▶ Task statement:
Omit the images, then print each record below exactly as it reads.

[Interface dataset entries]
------------------------
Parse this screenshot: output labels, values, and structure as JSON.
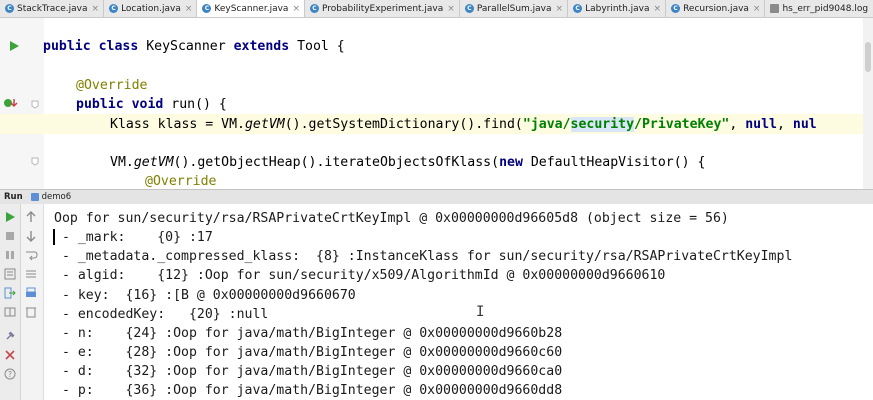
{
  "tabs": [
    {
      "label": "StackTrace.java",
      "icon": "class-icon",
      "active": false
    },
    {
      "label": "Location.java",
      "icon": "class-icon",
      "active": false
    },
    {
      "label": "KeyScanner.java",
      "icon": "class-icon",
      "active": true
    },
    {
      "label": "ProbabilityExperiment.java",
      "icon": "class-icon",
      "active": false
    },
    {
      "label": "ParallelSum.java",
      "icon": "class-icon",
      "active": false
    },
    {
      "label": "Labyrinth.java",
      "icon": "class-icon",
      "active": false
    },
    {
      "label": "Recursion.java",
      "icon": "class-icon",
      "active": false
    },
    {
      "label": "hs_err_pid9048.log",
      "icon": "log-file-icon",
      "active": false
    }
  ],
  "tab_close_glyph": "×",
  "editor": {
    "line1": {
      "kw1": "public",
      "kw2": "class",
      "name": " KeyScanner ",
      "kw3": "extends",
      "rest": " Tool {"
    },
    "line2": {
      "annotation": "@Override"
    },
    "line3": {
      "kw1": "public",
      "kw2": "void",
      "rest": " run() {"
    },
    "line4": {
      "a": "Klass klass = VM.",
      "b": "getVM",
      "c": "().getSystemDictionary().find(",
      "str1": "\"java/",
      "str_occ": "security",
      "str2": "/PrivateKey\"",
      "d": ", ",
      "kw_null1": "null",
      "e": ", ",
      "kw_null2": "nul"
    },
    "line5": {
      "a": "VM.",
      "b": "getVM",
      "c": "().getObjectHeap().iterateObjectsOfKlass(",
      "kw": "new",
      "d": " DefaultHeapVisitor() {"
    },
    "line6": {
      "annotation": "@Override"
    }
  },
  "run_panel": {
    "title": "Run",
    "config": "demo6",
    "output": [
      "Oop for sun/security/rsa/RSAPrivateCrtKeyImpl @ 0x00000000d96605d8 (object size = 56)",
      " - _mark:    {0} :17",
      " - _metadata._compressed_klass:  {8} :InstanceKlass for sun/security/rsa/RSAPrivateCrtKeyImpl",
      " - algid:    {12} :Oop for sun/security/x509/AlgorithmId @ 0x00000000d9660610",
      " - key:  {16} :[B @ 0x00000000d9660670",
      " - encodedKey:   {20} :null",
      " - n:    {24} :Oop for java/math/BigInteger @ 0x00000000d9660b28",
      " - e:    {28} :Oop for java/math/BigInteger @ 0x00000000d9660c60",
      " - d:    {32} :Oop for java/math/BigInteger @ 0x00000000d9660ca0",
      " - p:    {36} :Oop for java/math/BigInteger @ 0x00000000d9660dd8"
    ]
  },
  "colors": {
    "keyword": "#000080",
    "annotation": "#808000",
    "string": "#008000",
    "run_icon": "#3aa33a",
    "stop_icon": "#c14b4b"
  }
}
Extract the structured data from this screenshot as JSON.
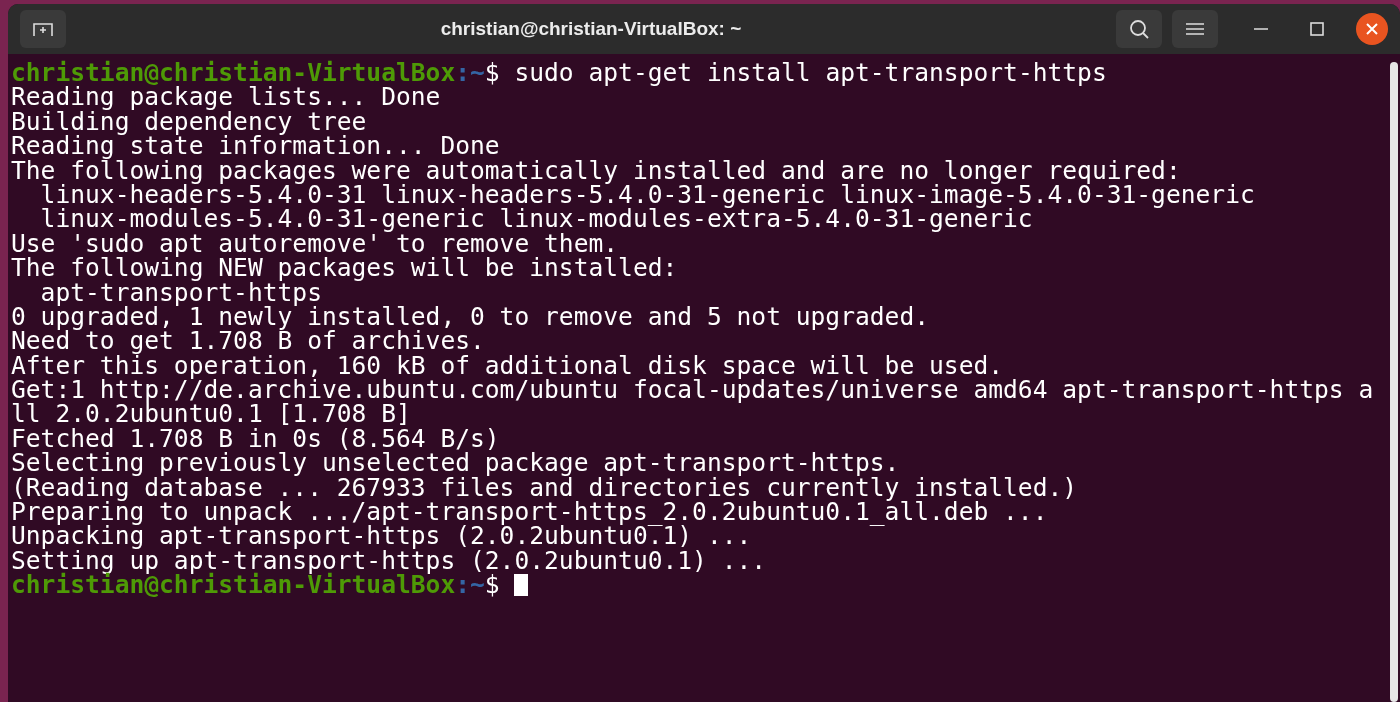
{
  "window": {
    "title": "christian@christian-VirtualBox: ~"
  },
  "terminal": {
    "lines": [
      {
        "kind": "prompt",
        "user": "christian@christian-VirtualBox",
        "path": ":~",
        "symbol": "$ ",
        "command": "sudo apt-get install apt-transport-https"
      },
      {
        "kind": "output",
        "text": "Reading package lists... Done"
      },
      {
        "kind": "output",
        "text": "Building dependency tree"
      },
      {
        "kind": "output",
        "text": "Reading state information... Done"
      },
      {
        "kind": "output",
        "text": "The following packages were automatically installed and are no longer required:"
      },
      {
        "kind": "output",
        "text": "  linux-headers-5.4.0-31 linux-headers-5.4.0-31-generic linux-image-5.4.0-31-generic"
      },
      {
        "kind": "output",
        "text": "  linux-modules-5.4.0-31-generic linux-modules-extra-5.4.0-31-generic"
      },
      {
        "kind": "output",
        "text": "Use 'sudo apt autoremove' to remove them."
      },
      {
        "kind": "output",
        "text": "The following NEW packages will be installed:"
      },
      {
        "kind": "output",
        "text": "  apt-transport-https"
      },
      {
        "kind": "output",
        "text": "0 upgraded, 1 newly installed, 0 to remove and 5 not upgraded."
      },
      {
        "kind": "output",
        "text": "Need to get 1.708 B of archives."
      },
      {
        "kind": "output",
        "text": "After this operation, 160 kB of additional disk space will be used."
      },
      {
        "kind": "output",
        "text": "Get:1 http://de.archive.ubuntu.com/ubuntu focal-updates/universe amd64 apt-transport-https a"
      },
      {
        "kind": "output",
        "text": "ll 2.0.2ubuntu0.1 [1.708 B]"
      },
      {
        "kind": "output",
        "text": "Fetched 1.708 B in 0s (8.564 B/s)"
      },
      {
        "kind": "output",
        "text": "Selecting previously unselected package apt-transport-https."
      },
      {
        "kind": "output",
        "text": "(Reading database ... 267933 files and directories currently installed.)"
      },
      {
        "kind": "output",
        "text": "Preparing to unpack .../apt-transport-https_2.0.2ubuntu0.1_all.deb ..."
      },
      {
        "kind": "output",
        "text": "Unpacking apt-transport-https (2.0.2ubuntu0.1) ..."
      },
      {
        "kind": "output",
        "text": "Setting up apt-transport-https (2.0.2ubuntu0.1) ..."
      },
      {
        "kind": "prompt",
        "user": "christian@christian-VirtualBox",
        "path": ":~",
        "symbol": "$ ",
        "cursor": true
      }
    ]
  }
}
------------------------
▶ Reply to the task:
Parse this screenshot: output labels, values, and structure as JSON.
{
  "tabs": [
    {
      "label": "StackTrace.java",
      "icon": "class-icon",
      "active": false
    },
    {
      "label": "Location.java",
      "icon": "class-icon",
      "active": false
    },
    {
      "label": "KeyScanner.java",
      "icon": "class-icon",
      "active": true
    },
    {
      "label": "ProbabilityExperiment.java",
      "icon": "class-icon",
      "active": false
    },
    {
      "label": "ParallelSum.java",
      "icon": "class-icon",
      "active": false
    },
    {
      "label": "Labyrinth.java",
      "icon": "class-icon",
      "active": false
    },
    {
      "label": "Recursion.java",
      "icon": "class-icon",
      "active": false
    },
    {
      "label": "hs_err_pid9048.log",
      "icon": "log-file-icon",
      "active": false
    }
  ],
  "tab_close_glyph": "×",
  "editor": {
    "line1": {
      "kw1": "public",
      "kw2": "class",
      "name": " KeyScanner ",
      "kw3": "extends",
      "rest": " Tool {"
    },
    "line2": {
      "annotation": "@Override"
    },
    "line3": {
      "kw1": "public",
      "kw2": "void",
      "rest": " run() {"
    },
    "line4": {
      "a": "Klass klass = VM.",
      "b": "getVM",
      "c": "().getSystemDictionary().find(",
      "str1": "\"java/",
      "str_occ": "security",
      "str2": "/PrivateKey\"",
      "d": ", ",
      "kw_null1": "null",
      "e": ", ",
      "kw_null2": "nul"
    },
    "line5": {
      "a": "VM.",
      "b": "getVM",
      "c": "().getObjectHeap().iterateObjectsOfKlass(",
      "kw": "new",
      "d": " DefaultHeapVisitor() {"
    },
    "line6": {
      "annotation": "@Override"
    }
  },
  "run_panel": {
    "title": "Run",
    "config": "demo6",
    "output": [
      "Oop for sun/security/rsa/RSAPrivateCrtKeyImpl @ 0x00000000d96605d8 (object size = 56)",
      " - _mark:    {0} :17",
      " - _metadata._compressed_klass:  {8} :InstanceKlass for sun/security/rsa/RSAPrivateCrtKeyImpl",
      " - algid:    {12} :Oop for sun/security/x509/AlgorithmId @ 0x00000000d9660610",
      " - key:  {16} :[B @ 0x00000000d9660670",
      " - encodedKey:   {20} :null",
      " - n:    {24} :Oop for java/math/BigInteger @ 0x00000000d9660b28",
      " - e:    {28} :Oop for java/math/BigInteger @ 0x00000000d9660c60",
      " - d:    {32} :Oop for java/math/BigInteger @ 0x00000000d9660ca0",
      " - p:    {36} :Oop for java/math/BigInteger @ 0x00000000d9660dd8"
    ]
  },
  "colors": {
    "keyword": "#000080",
    "annotation": "#808000",
    "string": "#008000",
    "run_icon": "#3aa33a",
    "stop_icon": "#c14b4b"
  }
}
Extract the structured data from this screenshot as JSON.
{
  "window": {
    "title": "christian@christian-VirtualBox: ~"
  },
  "terminal": {
    "lines": [
      {
        "kind": "prompt",
        "user": "christian@christian-VirtualBox",
        "path": ":~",
        "symbol": "$ ",
        "command": "sudo apt-get install apt-transport-https"
      },
      {
        "kind": "output",
        "text": "Reading package lists... Done"
      },
      {
        "kind": "output",
        "text": "Building dependency tree"
      },
      {
        "kind": "output",
        "text": "Reading state information... Done"
      },
      {
        "kind": "output",
        "text": "The following packages were automatically installed and are no longer required:"
      },
      {
        "kind": "output",
        "text": "  linux-headers-5.4.0-31 linux-headers-5.4.0-31-generic linux-image-5.4.0-31-generic"
      },
      {
        "kind": "output",
        "text": "  linux-modules-5.4.0-31-generic linux-modules-extra-5.4.0-31-generic"
      },
      {
        "kind": "output",
        "text": "Use 'sudo apt autoremove' to remove them."
      },
      {
        "kind": "output",
        "text": "The following NEW packages will be installed:"
      },
      {
        "kind": "output",
        "text": "  apt-transport-https"
      },
      {
        "kind": "output",
        "text": "0 upgraded, 1 newly installed, 0 to remove and 5 not upgraded."
      },
      {
        "kind": "output",
        "text": "Need to get 1.708 B of archives."
      },
      {
        "kind": "output",
        "text": "After this operation, 160 kB of additional disk space will be used."
      },
      {
        "kind": "output",
        "text": "Get:1 http://de.archive.ubuntu.com/ubuntu focal-updates/universe amd64 apt-transport-https a"
      },
      {
        "kind": "output",
        "text": "ll 2.0.2ubuntu0.1 [1.708 B]"
      },
      {
        "kind": "output",
        "text": "Fetched 1.708 B in 0s (8.564 B/s)"
      },
      {
        "kind": "output",
        "text": "Selecting previously unselected package apt-transport-https."
      },
      {
        "kind": "output",
        "text": "(Reading database ... 267933 files and directories currently installed.)"
      },
      {
        "kind": "output",
        "text": "Preparing to unpack .../apt-transport-https_2.0.2ubuntu0.1_all.deb ..."
      },
      {
        "kind": "output",
        "text": "Unpacking apt-transport-https (2.0.2ubuntu0.1) ..."
      },
      {
        "kind": "output",
        "text": "Setting up apt-transport-https (2.0.2ubuntu0.1) ..."
      },
      {
        "kind": "prompt",
        "user": "christian@christian-VirtualBox",
        "path": ":~",
        "symbol": "$ ",
        "cursor": true
      }
    ]
  }
}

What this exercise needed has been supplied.